Location: S Ontario rivers plus various lakes for warm water species.
There is no lead in a lead finish, as it is carbon which is not toxic per se. Similarly, there is no actual lead in pencils. They are made of an admixture of carbon and clay, the more clay the harder the pencil.
The first carbon was discovered in ancient times in Cumberland , northern England. An 'ancient' finds a black lump in the ground when a tree blows over and not knowing what it is, rubs it on a nearby rock and it leaves a mark similar to actual lead, so it it generically referred to as 'lead' even to this day. The Cumberland pencil company thrived making pencils in the area although the local carbon was depleted some time ago. I think that they obtain their carbon from India, if memory serves.
Carbon, or Plumbago, as it was more usually called, comes halfway along the element scale between diamonds and coal. Its interesting stuff, as it can withstand very high temperatures and easy to work, they used it to make the molds for cannon balls. Carbon is used all over the place these days, including lubricating computer hard drives.
Mixed in a paste it was used to black the Victorian kitchen ranges, again due to the heat involved.
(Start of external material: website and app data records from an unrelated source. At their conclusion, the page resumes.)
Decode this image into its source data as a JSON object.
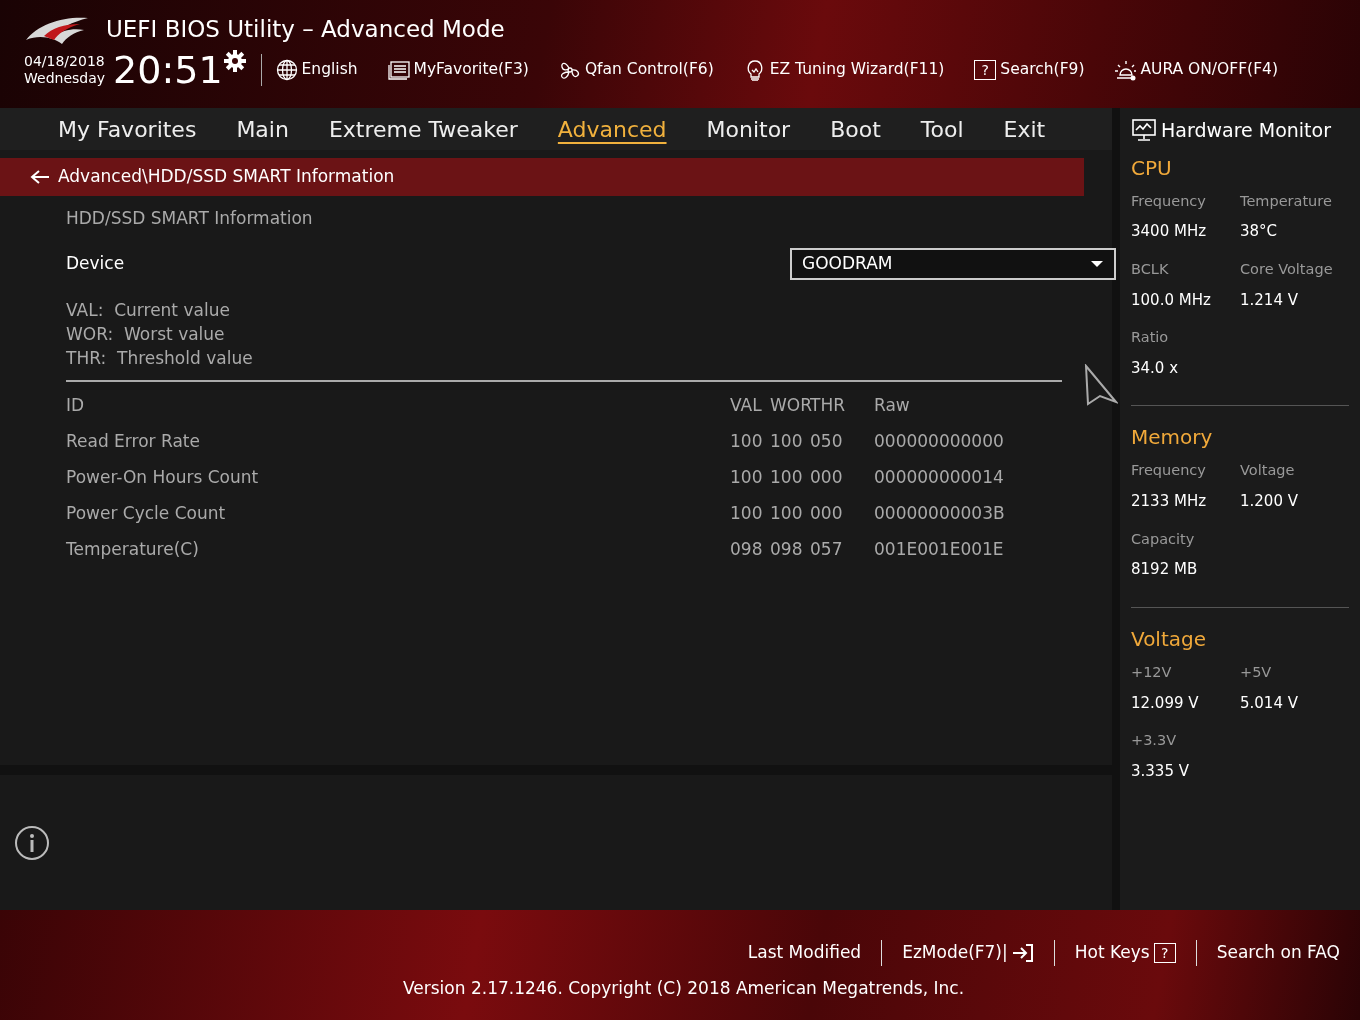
{
  "header": {
    "title": "UEFI BIOS Utility – Advanced Mode",
    "date": "04/18/2018",
    "weekday": "Wednesday",
    "time": "20:51",
    "tools": [
      {
        "kind": "globe",
        "label": "English"
      },
      {
        "kind": "list",
        "label": "MyFavorite(F3)"
      },
      {
        "kind": "fan",
        "label": "Qfan Control(F6)"
      },
      {
        "kind": "bulb",
        "label": "EZ Tuning Wizard(F11)"
      },
      {
        "kind": "help",
        "icon_text": "?",
        "label": "Search(F9)"
      },
      {
        "kind": "aura",
        "label": "AURA ON/OFF(F4)"
      }
    ]
  },
  "tabs": [
    {
      "label": "My Favorites",
      "selected": false
    },
    {
      "label": "Main",
      "selected": false
    },
    {
      "label": "Extreme Tweaker",
      "selected": false
    },
    {
      "label": "Advanced",
      "selected": true
    },
    {
      "label": "Monitor",
      "selected": false
    },
    {
      "label": "Boot",
      "selected": false
    },
    {
      "label": "Tool",
      "selected": false
    },
    {
      "label": "Exit",
      "selected": false
    }
  ],
  "breadcrumb": "Advanced\\HDD/SSD SMART Information",
  "section_title": "HDD/SSD SMART Information",
  "device": {
    "label": "Device",
    "value": "GOODRAM"
  },
  "legend": [
    {
      "key": "VAL:",
      "text": "Current value"
    },
    {
      "key": "WOR:",
      "text": "Worst value"
    },
    {
      "key": "THR:",
      "text": "Threshold value"
    }
  ],
  "table": {
    "columns": [
      "ID",
      "VAL",
      "WOR",
      "THR",
      "Raw"
    ],
    "rows": [
      [
        "Read Error Rate",
        "100",
        "100",
        "050",
        "000000000000"
      ],
      [
        "Power-On Hours Count",
        "100",
        "100",
        "000",
        "000000000014"
      ],
      [
        "Power Cycle Count",
        "100",
        "100",
        "000",
        "00000000003B"
      ],
      [
        "Temperature(C)",
        "098",
        "098",
        "057",
        "001E001E001E"
      ]
    ]
  },
  "hardware_monitor": {
    "title": "Hardware Monitor",
    "sections": [
      {
        "title": "CPU",
        "items": [
          {
            "label": "Frequency",
            "value": "3400 MHz"
          },
          {
            "label": "Temperature",
            "value": "38°C"
          },
          {
            "label": "BCLK",
            "value": "100.0 MHz"
          },
          {
            "label": "Core Voltage",
            "value": "1.214 V"
          },
          {
            "label": "Ratio",
            "value": "34.0 x"
          }
        ]
      },
      {
        "title": "Memory",
        "items": [
          {
            "label": "Frequency",
            "value": "2133 MHz"
          },
          {
            "label": "Voltage",
            "value": "1.200 V"
          },
          {
            "label": "Capacity",
            "value": "8192 MB"
          }
        ]
      },
      {
        "title": "Voltage",
        "items": [
          {
            "label": "+12V",
            "value": "12.099 V"
          },
          {
            "label": "+5V",
            "value": "5.014 V"
          },
          {
            "label": "+3.3V",
            "value": "3.335 V"
          }
        ]
      }
    ]
  },
  "footer": {
    "links": [
      {
        "kind": "plain",
        "label": "Last Modified"
      },
      {
        "kind": "exit",
        "label": "EzMode(F7)|"
      },
      {
        "kind": "help",
        "label": "Hot Keys",
        "icon_text": "?"
      },
      {
        "kind": "plain",
        "label": "Search on FAQ"
      }
    ],
    "version": "Version 2.17.1246. Copyright (C) 2018 American Megatrends, Inc."
  }
}
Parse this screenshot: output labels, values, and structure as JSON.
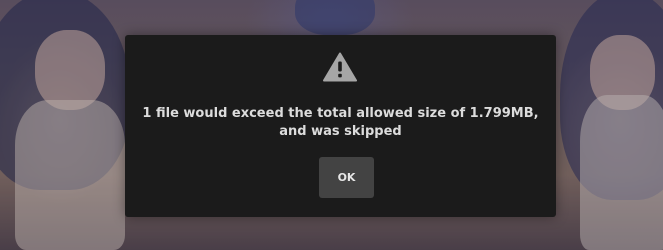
{
  "dialog": {
    "icon": "warning-triangle-icon",
    "message": "1 file would exceed the total allowed size of 1.799MB, and was skipped",
    "ok_label": "OK"
  },
  "colors": {
    "dialog_background": "#1b1b1b",
    "button_background": "#434343",
    "text": "#dcdcdc",
    "icon": "#a6a6a6"
  }
}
One of the brands was Zebra Paste, and it is thought that Hardys used that to 'lead' their reels due to empty wooden trade boxes evident in the photos taken in the reel shop in the early 1900's.
There is a modern incarnation of Zebra paste which (I hear) is useless for reels.
A good modern lead finish remains one of the 'holy grails' in reel making circles, it cannot be achieved using the old methods as reels now (such as Waynes) are not cast then machined, they are made from modern high grade billets, very different to the porous cast 'pot' metal of old.
It looks like Wayne has done a fine job on the reel posted, and hear that he may be working more with lead finishes on some of his reels in the future.
Last edited by MHC; 10-25-2017 at 08:09 AM.